Extras: Chapter Selections--- Three Deleted Scenes with optional Directors commentary. Pretty brief and inconsequential scenes; Mitch calls the INS on her restaurant buds, she gets tutored in lock picking, and discusses how far she might have to go with Joe --- "Max on the Set" featurette (12:12). Standard promo doc interviewing the cast and such.
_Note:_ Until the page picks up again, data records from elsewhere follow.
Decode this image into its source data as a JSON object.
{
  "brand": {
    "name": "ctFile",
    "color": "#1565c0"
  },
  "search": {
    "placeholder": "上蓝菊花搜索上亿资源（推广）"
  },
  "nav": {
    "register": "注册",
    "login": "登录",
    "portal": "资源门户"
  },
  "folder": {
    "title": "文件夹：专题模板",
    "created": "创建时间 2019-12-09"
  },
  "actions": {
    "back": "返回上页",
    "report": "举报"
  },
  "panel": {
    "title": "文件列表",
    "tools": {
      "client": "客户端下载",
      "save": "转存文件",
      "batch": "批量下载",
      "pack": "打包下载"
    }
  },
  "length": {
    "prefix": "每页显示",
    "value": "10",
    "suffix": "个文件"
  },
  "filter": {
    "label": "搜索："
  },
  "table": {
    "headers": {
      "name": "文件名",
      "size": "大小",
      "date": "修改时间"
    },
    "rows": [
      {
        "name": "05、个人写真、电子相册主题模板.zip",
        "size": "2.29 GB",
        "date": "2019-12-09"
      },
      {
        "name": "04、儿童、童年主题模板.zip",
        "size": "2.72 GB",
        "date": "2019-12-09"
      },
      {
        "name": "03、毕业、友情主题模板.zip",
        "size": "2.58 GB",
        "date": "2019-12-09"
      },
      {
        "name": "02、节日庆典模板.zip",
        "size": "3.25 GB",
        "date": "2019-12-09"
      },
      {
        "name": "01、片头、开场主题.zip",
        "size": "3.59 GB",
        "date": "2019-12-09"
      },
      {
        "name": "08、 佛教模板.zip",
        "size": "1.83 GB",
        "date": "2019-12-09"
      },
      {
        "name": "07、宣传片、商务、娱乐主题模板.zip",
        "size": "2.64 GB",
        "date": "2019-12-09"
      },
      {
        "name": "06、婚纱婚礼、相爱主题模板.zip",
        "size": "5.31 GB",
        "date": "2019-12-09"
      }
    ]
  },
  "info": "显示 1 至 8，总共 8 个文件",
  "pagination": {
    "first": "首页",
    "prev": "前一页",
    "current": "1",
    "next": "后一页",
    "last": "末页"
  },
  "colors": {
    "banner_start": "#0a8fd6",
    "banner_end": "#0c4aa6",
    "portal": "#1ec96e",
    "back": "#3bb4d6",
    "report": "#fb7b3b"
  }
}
Gave me a good laugh when Lopez she wanted to do the film because it was, "... kinda' like a female Rocky but much more intense, much more based on real life drama." If Enough is her idea of realism, then she is either very, very stupid, or very delusional.--- Featurettes: "A Clear Message" (9:01), "Enough is Enough" (11:03), and "Krav Maga: Contact Combat" (7:58). The latter was the only one I was really interested in and features some great footage from a cheaply produced Krav Maga instructional video.--- Lopez Music Video :"Alive"--- Filmographies (which aren't complete, by the way, at least not Apted's)--- Trailers for the film, plus other Lopez titles--- Two Commentary Tracks, one with Director Michael Apted and writer Nicholas Kazan, the other with producers. Apted and Kazan appeared very talky, if a little dry, and keep the convo moving with behind the scenes stuff and technical observations. The less said about the producers track the better; it was boring and, like many producer tracks, very self serving.
Conclusion: This special edition really isn't so special. Many films in their initial release have this many extras. I guess it is another money making ploy, releasing a barebones edition, then a little later making fans upgrade with this "special edition" that could have been made available as the first release. If you are a fan, this is the one to pick up. But, no amount of extras can cover up a bad piece of cinema, and that is just what Enough is. If you are curious, give it a rental, but for me it was just another diluted, boneheaded, PG-13 Hollywood thriller.
In light of his recent death, if you want a good revenge thriller, sit down with Charles Bronson's Death Wish. Trust me, you feel for him and believe his transformation into a figure of vengeance more than you do Lopez.